Data items
>>

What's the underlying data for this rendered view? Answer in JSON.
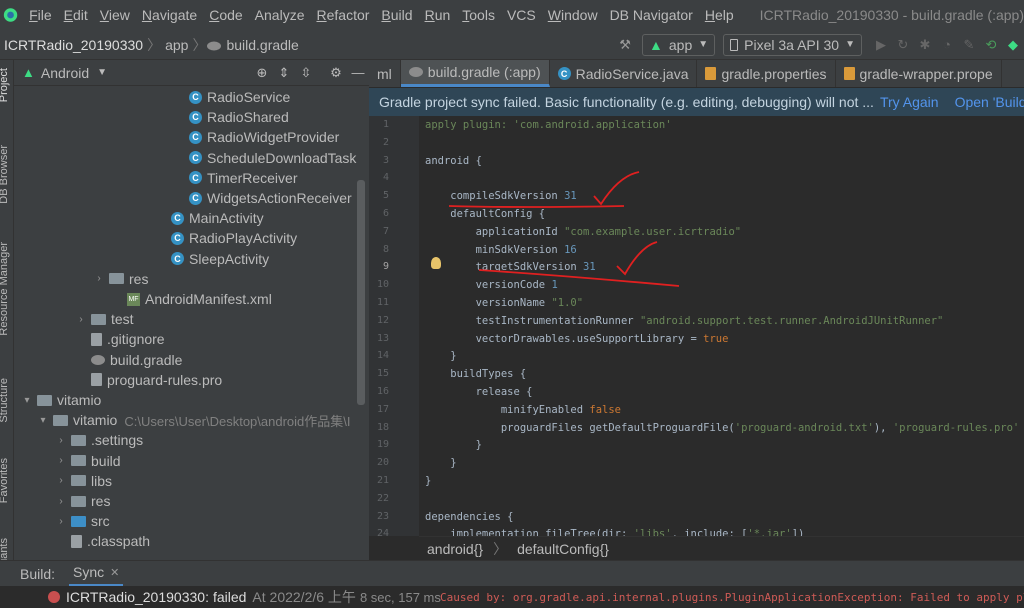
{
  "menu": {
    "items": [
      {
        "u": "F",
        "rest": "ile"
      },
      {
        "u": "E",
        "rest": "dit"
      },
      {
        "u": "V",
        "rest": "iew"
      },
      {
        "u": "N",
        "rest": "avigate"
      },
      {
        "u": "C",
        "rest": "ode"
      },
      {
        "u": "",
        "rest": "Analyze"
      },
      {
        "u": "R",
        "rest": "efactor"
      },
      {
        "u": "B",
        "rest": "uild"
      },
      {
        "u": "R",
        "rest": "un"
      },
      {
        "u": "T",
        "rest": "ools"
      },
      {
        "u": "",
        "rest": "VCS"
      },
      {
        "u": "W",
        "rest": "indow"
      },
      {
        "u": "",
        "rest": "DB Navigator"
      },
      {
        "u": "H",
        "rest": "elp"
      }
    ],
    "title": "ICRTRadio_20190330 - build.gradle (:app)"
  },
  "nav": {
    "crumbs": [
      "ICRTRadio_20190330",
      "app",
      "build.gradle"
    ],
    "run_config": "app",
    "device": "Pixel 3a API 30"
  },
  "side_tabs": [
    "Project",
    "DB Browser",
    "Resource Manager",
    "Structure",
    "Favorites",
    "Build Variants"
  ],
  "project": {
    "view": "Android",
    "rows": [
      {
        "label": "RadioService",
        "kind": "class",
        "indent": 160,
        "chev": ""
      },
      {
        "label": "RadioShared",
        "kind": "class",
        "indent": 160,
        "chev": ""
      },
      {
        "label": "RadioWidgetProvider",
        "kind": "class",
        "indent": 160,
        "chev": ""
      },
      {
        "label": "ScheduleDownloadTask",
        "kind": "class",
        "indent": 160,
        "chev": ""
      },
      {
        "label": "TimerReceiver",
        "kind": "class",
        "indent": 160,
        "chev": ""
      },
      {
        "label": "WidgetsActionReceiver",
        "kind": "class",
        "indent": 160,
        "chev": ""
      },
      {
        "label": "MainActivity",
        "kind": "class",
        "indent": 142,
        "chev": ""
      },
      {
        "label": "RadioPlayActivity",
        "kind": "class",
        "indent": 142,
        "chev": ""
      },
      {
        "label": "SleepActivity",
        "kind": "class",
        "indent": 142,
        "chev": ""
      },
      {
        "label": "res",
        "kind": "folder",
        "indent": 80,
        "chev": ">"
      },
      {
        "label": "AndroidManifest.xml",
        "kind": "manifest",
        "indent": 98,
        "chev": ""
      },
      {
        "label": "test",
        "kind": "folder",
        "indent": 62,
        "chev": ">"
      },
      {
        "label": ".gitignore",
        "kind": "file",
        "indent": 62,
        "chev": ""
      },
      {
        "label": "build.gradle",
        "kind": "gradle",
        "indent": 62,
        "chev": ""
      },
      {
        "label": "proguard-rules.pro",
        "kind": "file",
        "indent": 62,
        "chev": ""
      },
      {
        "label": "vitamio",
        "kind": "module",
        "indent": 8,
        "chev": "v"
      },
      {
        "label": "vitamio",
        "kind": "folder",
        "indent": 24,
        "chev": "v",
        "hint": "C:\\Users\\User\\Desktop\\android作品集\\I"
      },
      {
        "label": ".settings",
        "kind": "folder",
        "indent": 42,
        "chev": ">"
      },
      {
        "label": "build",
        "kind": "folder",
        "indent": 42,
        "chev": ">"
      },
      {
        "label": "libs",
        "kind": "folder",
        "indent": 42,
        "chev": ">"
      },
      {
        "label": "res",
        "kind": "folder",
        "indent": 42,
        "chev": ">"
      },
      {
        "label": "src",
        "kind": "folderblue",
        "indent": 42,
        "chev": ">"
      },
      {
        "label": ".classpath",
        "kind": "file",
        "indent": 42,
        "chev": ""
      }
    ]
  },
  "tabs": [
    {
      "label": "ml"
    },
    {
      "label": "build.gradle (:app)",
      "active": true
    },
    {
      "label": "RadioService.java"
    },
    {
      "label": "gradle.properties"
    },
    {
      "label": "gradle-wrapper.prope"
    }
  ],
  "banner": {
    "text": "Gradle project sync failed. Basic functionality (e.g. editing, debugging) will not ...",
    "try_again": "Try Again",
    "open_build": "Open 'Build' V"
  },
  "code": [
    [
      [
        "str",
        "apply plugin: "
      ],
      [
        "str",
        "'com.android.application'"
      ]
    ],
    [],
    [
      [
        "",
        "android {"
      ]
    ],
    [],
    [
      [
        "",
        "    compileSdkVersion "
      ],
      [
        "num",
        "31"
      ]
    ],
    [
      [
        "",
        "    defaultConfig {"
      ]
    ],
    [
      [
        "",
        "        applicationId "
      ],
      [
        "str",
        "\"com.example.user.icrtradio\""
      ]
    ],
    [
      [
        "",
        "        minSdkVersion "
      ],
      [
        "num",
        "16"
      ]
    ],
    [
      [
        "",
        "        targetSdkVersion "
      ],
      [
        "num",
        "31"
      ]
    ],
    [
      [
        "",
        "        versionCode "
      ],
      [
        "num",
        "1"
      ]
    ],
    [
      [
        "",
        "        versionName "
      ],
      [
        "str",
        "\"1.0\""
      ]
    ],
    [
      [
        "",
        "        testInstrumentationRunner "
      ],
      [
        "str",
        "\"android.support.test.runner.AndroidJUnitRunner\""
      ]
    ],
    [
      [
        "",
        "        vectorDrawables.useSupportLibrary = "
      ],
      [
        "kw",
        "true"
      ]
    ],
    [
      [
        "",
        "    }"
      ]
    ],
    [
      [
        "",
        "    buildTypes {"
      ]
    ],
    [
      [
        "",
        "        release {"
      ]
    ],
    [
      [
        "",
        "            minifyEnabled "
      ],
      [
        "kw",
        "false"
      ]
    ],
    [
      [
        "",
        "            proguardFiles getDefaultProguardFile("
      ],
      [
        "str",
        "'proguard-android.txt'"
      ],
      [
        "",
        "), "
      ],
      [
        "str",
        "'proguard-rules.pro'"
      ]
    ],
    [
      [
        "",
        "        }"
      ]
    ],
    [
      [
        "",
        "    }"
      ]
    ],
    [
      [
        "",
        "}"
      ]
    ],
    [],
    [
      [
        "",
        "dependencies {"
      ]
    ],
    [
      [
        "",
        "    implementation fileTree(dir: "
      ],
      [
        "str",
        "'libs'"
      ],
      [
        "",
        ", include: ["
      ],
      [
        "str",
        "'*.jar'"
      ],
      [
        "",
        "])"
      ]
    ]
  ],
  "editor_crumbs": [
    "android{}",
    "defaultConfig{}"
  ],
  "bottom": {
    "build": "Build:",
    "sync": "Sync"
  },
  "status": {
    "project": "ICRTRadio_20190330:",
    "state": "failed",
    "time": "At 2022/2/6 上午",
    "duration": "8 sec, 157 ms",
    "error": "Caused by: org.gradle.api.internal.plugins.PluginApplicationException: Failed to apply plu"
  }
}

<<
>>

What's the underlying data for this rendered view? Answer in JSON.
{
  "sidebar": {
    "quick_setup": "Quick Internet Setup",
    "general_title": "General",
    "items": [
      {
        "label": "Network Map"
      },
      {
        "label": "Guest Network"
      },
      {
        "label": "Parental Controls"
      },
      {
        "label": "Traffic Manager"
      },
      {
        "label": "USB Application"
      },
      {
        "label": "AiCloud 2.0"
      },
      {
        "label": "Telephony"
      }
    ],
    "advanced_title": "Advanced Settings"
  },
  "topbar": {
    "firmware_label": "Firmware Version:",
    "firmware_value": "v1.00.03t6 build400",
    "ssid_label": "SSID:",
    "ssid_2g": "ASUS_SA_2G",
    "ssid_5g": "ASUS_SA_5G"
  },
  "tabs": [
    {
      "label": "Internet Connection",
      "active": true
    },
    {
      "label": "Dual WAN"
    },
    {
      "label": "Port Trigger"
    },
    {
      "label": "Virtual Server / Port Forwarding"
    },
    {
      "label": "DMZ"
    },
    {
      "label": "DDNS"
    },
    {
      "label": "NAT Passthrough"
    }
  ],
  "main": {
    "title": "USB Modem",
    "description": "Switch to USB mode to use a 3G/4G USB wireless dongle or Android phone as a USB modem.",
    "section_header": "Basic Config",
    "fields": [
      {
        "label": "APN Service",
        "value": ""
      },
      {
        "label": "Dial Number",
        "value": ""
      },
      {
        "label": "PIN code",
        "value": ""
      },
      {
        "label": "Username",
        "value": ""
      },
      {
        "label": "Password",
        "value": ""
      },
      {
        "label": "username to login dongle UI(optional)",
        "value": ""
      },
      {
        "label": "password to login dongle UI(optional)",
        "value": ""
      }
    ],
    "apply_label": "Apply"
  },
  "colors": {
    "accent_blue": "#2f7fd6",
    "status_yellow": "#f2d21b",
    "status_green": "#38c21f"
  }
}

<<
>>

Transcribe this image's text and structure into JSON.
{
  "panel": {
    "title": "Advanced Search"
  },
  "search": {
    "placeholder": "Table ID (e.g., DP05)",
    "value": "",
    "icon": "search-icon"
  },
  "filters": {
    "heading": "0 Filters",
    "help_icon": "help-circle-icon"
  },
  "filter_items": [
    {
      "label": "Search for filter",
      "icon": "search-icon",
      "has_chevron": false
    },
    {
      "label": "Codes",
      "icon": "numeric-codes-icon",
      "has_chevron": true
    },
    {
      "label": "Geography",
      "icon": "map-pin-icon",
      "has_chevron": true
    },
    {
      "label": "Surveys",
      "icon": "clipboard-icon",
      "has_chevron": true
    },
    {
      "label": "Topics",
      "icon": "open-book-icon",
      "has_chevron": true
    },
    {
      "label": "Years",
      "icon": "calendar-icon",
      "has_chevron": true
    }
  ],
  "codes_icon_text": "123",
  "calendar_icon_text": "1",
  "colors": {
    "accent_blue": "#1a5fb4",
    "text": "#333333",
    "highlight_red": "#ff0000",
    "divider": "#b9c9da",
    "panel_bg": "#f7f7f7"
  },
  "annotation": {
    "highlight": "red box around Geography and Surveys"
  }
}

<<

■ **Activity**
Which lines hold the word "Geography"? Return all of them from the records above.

■ **Result of the exercise**
      "label": "Geography",
    "highlight": "red box around Geography and Surveys"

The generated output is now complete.